Items listed in a dataset:

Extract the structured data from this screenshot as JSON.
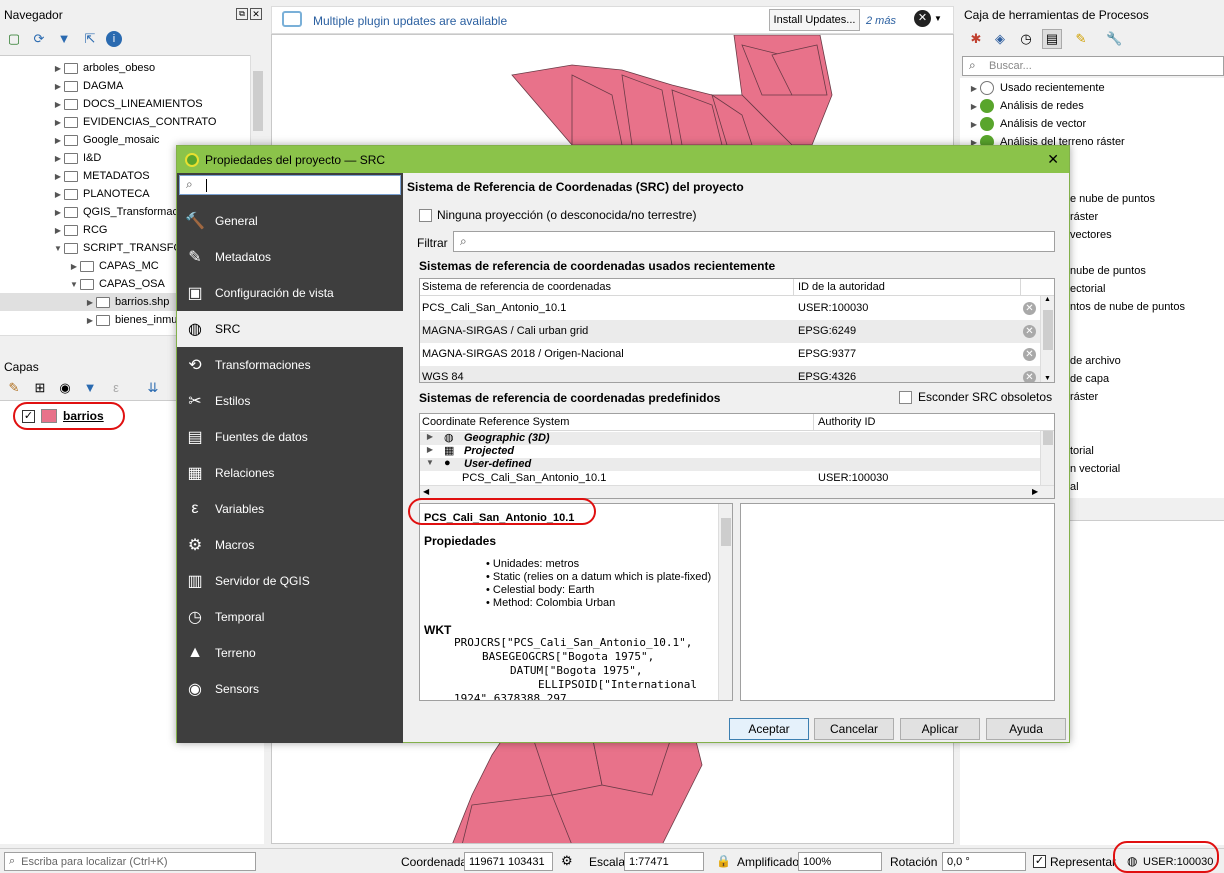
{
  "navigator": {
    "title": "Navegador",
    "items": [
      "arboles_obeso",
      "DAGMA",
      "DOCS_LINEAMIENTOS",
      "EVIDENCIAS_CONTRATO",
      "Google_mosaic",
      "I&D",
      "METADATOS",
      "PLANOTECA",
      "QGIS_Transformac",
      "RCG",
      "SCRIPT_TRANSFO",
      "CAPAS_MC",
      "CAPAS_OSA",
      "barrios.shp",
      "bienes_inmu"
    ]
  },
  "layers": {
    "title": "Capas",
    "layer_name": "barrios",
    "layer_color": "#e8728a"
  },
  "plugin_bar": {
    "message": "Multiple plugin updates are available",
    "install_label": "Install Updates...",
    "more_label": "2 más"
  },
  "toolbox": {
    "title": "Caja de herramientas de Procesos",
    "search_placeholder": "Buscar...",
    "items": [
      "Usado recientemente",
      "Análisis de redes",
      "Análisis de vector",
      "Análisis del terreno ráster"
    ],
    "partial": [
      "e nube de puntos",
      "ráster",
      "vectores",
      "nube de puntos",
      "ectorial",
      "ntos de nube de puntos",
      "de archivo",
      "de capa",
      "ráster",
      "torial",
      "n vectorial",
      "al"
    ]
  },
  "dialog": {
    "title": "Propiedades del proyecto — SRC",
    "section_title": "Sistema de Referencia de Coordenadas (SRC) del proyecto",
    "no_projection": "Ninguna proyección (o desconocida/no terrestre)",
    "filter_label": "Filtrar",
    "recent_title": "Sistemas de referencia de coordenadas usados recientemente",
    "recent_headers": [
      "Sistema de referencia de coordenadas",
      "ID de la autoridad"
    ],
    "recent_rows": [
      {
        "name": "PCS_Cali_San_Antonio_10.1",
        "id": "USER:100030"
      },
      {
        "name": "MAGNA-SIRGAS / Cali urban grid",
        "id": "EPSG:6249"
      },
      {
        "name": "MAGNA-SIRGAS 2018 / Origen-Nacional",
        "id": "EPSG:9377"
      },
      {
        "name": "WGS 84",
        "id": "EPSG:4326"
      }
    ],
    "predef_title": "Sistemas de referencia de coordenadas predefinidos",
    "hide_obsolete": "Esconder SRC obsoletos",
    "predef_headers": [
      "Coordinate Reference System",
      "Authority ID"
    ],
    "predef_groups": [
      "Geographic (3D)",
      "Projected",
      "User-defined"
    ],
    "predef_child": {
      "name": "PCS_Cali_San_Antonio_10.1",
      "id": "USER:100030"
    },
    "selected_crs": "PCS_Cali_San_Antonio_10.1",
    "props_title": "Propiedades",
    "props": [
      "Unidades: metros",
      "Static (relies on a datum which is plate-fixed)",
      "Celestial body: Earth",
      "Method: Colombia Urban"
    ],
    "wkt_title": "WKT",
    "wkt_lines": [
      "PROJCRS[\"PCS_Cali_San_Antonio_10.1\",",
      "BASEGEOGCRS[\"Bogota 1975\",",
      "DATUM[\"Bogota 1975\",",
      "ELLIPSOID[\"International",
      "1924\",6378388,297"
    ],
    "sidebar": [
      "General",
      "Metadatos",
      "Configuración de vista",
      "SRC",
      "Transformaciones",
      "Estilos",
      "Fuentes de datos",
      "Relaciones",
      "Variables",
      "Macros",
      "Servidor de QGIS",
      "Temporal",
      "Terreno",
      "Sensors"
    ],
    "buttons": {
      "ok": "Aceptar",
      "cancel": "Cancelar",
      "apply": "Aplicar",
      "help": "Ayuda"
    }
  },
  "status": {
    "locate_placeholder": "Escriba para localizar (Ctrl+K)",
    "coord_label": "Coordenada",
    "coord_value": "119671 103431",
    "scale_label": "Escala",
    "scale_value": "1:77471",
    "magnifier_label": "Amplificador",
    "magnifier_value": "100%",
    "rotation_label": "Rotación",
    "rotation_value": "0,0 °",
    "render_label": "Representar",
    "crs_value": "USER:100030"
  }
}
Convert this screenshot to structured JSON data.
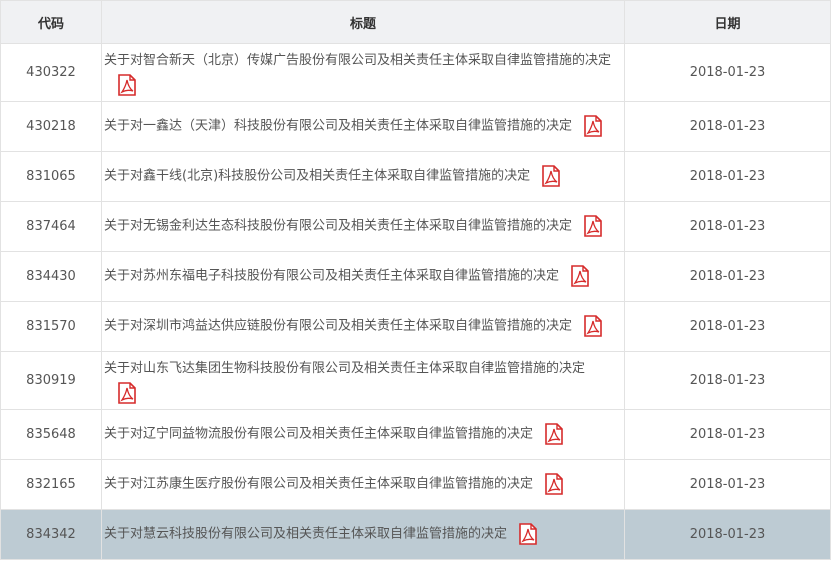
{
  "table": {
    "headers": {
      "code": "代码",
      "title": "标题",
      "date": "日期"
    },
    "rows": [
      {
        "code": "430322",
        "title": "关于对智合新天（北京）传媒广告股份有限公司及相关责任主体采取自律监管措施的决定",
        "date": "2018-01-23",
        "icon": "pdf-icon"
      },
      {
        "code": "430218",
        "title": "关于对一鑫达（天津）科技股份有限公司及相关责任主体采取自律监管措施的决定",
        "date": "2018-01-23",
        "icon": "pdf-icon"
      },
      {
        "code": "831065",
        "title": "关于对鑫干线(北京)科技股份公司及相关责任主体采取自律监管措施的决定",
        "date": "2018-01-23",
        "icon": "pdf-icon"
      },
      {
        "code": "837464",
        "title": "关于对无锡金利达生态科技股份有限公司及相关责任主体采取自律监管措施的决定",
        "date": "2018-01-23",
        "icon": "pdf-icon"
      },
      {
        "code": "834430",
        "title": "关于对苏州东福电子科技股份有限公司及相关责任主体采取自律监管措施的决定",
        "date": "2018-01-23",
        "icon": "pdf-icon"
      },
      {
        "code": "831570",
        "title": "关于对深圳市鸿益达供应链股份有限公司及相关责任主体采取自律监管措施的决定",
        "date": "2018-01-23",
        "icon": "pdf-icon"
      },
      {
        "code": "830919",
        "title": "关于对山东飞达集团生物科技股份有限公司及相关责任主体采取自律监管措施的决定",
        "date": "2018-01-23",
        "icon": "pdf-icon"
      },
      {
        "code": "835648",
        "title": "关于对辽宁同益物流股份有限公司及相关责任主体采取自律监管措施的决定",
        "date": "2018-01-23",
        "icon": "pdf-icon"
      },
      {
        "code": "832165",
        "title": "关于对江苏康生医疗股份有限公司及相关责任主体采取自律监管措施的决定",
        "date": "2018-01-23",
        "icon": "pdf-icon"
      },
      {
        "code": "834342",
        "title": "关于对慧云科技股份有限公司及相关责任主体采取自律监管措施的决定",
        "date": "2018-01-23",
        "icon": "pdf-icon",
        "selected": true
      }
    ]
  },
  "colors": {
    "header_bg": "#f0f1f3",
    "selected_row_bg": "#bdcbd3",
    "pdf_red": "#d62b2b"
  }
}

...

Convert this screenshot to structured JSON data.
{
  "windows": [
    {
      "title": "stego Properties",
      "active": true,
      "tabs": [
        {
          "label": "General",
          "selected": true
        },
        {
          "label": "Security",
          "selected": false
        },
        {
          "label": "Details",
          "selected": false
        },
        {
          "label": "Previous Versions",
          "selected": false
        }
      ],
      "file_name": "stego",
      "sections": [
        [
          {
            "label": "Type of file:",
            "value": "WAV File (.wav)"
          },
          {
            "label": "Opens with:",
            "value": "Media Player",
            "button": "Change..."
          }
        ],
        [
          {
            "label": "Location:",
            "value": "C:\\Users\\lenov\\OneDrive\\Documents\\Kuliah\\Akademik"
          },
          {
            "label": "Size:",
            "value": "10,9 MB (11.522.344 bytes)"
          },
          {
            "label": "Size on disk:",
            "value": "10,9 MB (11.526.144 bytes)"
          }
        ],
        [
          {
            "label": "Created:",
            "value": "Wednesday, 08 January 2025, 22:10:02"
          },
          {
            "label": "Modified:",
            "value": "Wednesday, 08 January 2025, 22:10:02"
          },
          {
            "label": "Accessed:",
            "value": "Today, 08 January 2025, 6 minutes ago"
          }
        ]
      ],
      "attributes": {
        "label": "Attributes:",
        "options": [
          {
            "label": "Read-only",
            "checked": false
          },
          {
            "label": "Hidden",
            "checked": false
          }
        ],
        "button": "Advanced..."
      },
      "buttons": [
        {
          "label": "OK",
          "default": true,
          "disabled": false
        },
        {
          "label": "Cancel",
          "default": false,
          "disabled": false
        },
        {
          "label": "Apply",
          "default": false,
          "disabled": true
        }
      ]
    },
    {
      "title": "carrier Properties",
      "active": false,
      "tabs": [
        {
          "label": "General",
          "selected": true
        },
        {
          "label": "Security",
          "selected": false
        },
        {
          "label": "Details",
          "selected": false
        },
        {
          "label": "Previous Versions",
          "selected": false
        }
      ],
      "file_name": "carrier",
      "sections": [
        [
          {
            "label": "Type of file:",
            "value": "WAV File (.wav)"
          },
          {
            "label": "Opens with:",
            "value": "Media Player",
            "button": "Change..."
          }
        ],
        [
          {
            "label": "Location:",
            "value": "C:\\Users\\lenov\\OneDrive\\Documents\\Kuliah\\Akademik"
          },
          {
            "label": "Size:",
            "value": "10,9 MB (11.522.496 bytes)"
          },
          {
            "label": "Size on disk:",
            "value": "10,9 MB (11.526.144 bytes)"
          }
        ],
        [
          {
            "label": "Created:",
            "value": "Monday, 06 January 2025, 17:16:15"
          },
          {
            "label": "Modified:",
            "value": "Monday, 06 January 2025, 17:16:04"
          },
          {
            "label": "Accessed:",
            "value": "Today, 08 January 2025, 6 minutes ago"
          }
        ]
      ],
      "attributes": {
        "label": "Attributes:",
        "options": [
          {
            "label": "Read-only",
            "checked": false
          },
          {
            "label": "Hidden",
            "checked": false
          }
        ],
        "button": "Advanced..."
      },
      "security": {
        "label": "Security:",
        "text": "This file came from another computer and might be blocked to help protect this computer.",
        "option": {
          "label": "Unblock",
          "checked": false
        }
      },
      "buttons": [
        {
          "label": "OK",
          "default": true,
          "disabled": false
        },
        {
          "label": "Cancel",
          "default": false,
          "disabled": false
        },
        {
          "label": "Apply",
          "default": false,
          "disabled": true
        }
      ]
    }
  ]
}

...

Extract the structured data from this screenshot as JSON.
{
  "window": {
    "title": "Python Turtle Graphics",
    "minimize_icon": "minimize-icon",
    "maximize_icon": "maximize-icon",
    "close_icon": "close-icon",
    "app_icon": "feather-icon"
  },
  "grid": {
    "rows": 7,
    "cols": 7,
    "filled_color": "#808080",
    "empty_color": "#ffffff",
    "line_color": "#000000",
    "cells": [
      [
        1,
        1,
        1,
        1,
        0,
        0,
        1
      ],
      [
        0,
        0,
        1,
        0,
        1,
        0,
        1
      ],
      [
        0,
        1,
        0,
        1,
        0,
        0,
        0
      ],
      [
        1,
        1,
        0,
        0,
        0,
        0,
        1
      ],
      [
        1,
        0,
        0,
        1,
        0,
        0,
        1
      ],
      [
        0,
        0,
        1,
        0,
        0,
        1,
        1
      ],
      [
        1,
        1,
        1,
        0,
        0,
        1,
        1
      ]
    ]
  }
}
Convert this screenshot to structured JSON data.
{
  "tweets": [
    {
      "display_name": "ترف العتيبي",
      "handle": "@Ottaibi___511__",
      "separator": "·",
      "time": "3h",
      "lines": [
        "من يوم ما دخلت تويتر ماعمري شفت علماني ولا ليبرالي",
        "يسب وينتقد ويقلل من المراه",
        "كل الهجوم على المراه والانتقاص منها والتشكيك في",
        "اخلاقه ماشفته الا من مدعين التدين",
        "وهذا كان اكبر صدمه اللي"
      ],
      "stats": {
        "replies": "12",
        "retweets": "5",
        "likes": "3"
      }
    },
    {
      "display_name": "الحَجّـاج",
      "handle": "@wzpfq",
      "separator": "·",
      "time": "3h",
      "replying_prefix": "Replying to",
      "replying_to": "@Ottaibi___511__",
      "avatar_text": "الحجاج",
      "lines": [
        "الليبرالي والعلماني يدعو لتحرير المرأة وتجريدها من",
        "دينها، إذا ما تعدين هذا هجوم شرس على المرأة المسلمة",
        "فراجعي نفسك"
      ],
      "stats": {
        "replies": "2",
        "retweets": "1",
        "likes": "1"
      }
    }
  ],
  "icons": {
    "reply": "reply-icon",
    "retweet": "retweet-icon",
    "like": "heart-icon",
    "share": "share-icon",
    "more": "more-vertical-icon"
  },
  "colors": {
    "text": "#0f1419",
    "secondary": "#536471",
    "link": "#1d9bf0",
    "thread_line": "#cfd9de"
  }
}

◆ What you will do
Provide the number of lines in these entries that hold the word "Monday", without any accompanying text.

◆ Answer for the task
2